Wayne French is a surf artist from New South Wales, Australia, whose ocean-inspired art has received widespread acclaim. There is a universal appeal in Wayne’s work, each canvas drawing the viewer into pristine worlds that pulsate with nature’s energy.
Next time you wish to fill a blank space on one of your walls, consider how one of his creations might bring perfect barrels and cosmic skies into your room.
We met with Wayne to talk about surf, art and inspiration.
Hi Wayne, we love the breadth of your work, from the perfect wave in “Two Worlds” to your surrealist rainbow “Shaka”. How did you develop your craft and do you have any major influences?
I have been painting for over 40 years and professionally for 10 of them. I can remember getting in trouble at school for drawing waves on books, tables etc.
Because I am self taught, I have continually experimented on the effect I was after, and still do, as there were really not that many artists doing what I wanted in a kind of realistic style. I think being a surfer brings you closer to the subject, maybe that’s why many seascape artists fail at painting waves properly.
Growing up, I was influenced by artists such as Rick Griffen, Martin Worthington (even though they mainly used spray guns) and Ainslie Roberts, who painted the dreamtime stories, really opened me up to not only the Aboriginal culture, but also his breath-taking skills with the brush. Ainslie opened me to the world of Surrealism, which to me is a powerful way of statement.
There’s a real sense of the interaction between nature’s elements in your work. The cosmos and the ocean seem to mirror each other in “Last Wave” and there’s an incredible purity in your seascapes. How would you describe your relationship with nature?
That’s a great question. You know I believe us and nature are really one, it’s just a lot of people don’t know it. We both pretty much have been created with the same elements in us, especially sea water. The cosmos and the oceans are also together, the moon effects the tides and the energy that runs through the ocean creating the many breaking waves that we love. It’s all cyclic and intertwined and it drives me to create. I guess it’s a creator in all this purity, just take out religion.
There’s a refreshing absence of surfers riding the waves that you paint. Is this because the waves are yours, or do you simply prefer them unridden?
When I was younger I used to paint a lot of surfers in waves. As I become closer to the subject, I felt humans kind of spoilt it for me. Now there are a lot of good surf artists that paint surfers in their scenes well, don’t get me wrong, and I also appreciate that, but we all eventually take our own directions with our art.
I really want the viewer to feel like the scene is theirs, naked in all its beauty kind of thing, to be able to have a private window to the scene. I also wanted not to be labelled just a surf artist, even though it crosses into the subject. I also love to paint the bush, as they both were my life where I grew up in the Royal National Park.

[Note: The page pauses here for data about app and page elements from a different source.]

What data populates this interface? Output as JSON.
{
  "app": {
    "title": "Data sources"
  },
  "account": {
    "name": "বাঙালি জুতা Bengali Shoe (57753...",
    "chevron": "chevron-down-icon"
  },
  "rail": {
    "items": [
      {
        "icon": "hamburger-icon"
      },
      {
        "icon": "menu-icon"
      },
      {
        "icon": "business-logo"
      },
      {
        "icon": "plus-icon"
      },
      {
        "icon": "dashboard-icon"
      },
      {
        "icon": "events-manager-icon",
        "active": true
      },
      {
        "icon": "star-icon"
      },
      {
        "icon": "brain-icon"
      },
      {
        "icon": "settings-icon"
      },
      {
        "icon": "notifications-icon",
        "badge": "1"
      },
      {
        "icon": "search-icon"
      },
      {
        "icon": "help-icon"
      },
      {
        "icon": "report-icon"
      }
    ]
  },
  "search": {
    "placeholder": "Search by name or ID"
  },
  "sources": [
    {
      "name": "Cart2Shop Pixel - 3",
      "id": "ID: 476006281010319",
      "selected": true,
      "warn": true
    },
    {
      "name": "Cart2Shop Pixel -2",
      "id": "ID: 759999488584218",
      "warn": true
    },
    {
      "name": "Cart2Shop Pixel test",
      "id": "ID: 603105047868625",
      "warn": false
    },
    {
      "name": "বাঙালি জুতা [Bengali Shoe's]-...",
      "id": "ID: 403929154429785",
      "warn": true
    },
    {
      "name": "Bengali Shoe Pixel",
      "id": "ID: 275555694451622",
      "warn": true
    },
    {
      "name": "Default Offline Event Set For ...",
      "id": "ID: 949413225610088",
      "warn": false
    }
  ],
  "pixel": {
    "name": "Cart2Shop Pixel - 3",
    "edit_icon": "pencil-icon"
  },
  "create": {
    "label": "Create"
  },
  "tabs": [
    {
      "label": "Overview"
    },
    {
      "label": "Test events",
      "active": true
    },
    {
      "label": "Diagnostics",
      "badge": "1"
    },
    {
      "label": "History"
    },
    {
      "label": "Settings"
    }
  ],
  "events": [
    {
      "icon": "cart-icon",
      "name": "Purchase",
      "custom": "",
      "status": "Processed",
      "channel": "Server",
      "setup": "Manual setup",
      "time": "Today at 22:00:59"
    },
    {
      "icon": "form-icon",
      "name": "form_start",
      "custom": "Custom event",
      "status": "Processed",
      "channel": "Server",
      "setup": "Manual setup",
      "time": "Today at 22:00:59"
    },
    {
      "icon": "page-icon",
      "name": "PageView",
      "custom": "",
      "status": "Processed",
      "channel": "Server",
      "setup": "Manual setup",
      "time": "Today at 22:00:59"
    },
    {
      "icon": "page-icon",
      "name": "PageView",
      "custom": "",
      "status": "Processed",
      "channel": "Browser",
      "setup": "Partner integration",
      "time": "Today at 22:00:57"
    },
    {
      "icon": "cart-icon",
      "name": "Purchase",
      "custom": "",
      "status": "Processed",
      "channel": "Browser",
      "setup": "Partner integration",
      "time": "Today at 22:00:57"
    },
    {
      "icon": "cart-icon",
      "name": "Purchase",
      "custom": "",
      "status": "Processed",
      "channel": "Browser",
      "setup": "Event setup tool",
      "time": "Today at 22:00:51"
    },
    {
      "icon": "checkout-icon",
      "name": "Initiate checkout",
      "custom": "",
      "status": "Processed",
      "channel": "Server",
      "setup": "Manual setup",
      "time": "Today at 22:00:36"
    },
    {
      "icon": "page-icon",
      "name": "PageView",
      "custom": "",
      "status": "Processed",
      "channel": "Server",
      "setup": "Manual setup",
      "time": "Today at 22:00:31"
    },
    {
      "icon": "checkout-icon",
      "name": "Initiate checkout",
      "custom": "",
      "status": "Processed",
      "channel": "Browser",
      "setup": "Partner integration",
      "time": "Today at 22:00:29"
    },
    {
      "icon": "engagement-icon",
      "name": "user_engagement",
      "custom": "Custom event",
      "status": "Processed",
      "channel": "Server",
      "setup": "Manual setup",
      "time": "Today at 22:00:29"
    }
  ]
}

How can surf art benefit people?
It’s great to now see surf art accepted into the mainstream art world. No longer can the calibre of artists be denied this. We are surrounded by the sea and surfing is now growing and growing in popularity. Surf and ocean art is now starting to be seen hanging in both domestic and corporate walls as mums, dads, kids, tradesmen and all types of professional people want art that speaks to them.
It’s also a very healing thing to have when you are stuck in an office all day, when you turn around and lose your self in the painting on the wall for a few minutes.
What’s your morning routine like? Do you have any rituals that ease you into the creative zone?
Ah yes, well I like to start with a surf if possible before settling into the zone – and then its the music I put on to suit the zone as well.
If you could exhibit with any three artists, with whom would you share the stage?
Well, I am about to have a joint exhibition with fellow surf mate and wood sculptor Wayne Haworth in November. Anyone who shares my passion through their work would be considered. But you did ask for three so maybe Phil Roberts, my daughter who is an amazing artist – Hannah French, and Martin Worthington.
You’re going to be transported somewhere on Earth to spend a month alone. All you have with you is a 60 x 36 inch stretched canvas, your favourite brushes and paint. Where would you most like to go – and why?
Somehow I would smuggle in a couple of surfboards for the stay haha. Any place where it’s tropical – say a nice big hut on the beach, hardly anyone around. I would love to stay and paint in Tahiti, as I could go all day painting those reefs and ocean. I love good people but I could do this alone for a few weeks.
If you didn’t become a surf artist and had pursued a traditional type of work, what would you be doing?
I do a bit of part time work as a disability support worker, teaching painting and activities, so either that full time, or in the field of Osteopathy perhaps.
Any words of advice for people who dream of pursuing a creative vocation, but are afraid of failing?
Practice, read and learn your craft. Get good at what you do. Get honest criticism off many people, don’t come out too early. I see it all the time, artists fail because of this.
Set up stalls at markets, then festivals, and get an informative website happening with a Facebook page. Try cafes and restaurants, try for good honest representation from a gallery, but they are getting harder to find. Get the press involved, radio and the good old local papers in on it. You are now in the visual world, so get your work out there but stay in control of sales.
How can people connect with you to find out more?
Thanks Wayne, catch you soon!
Thanks very much.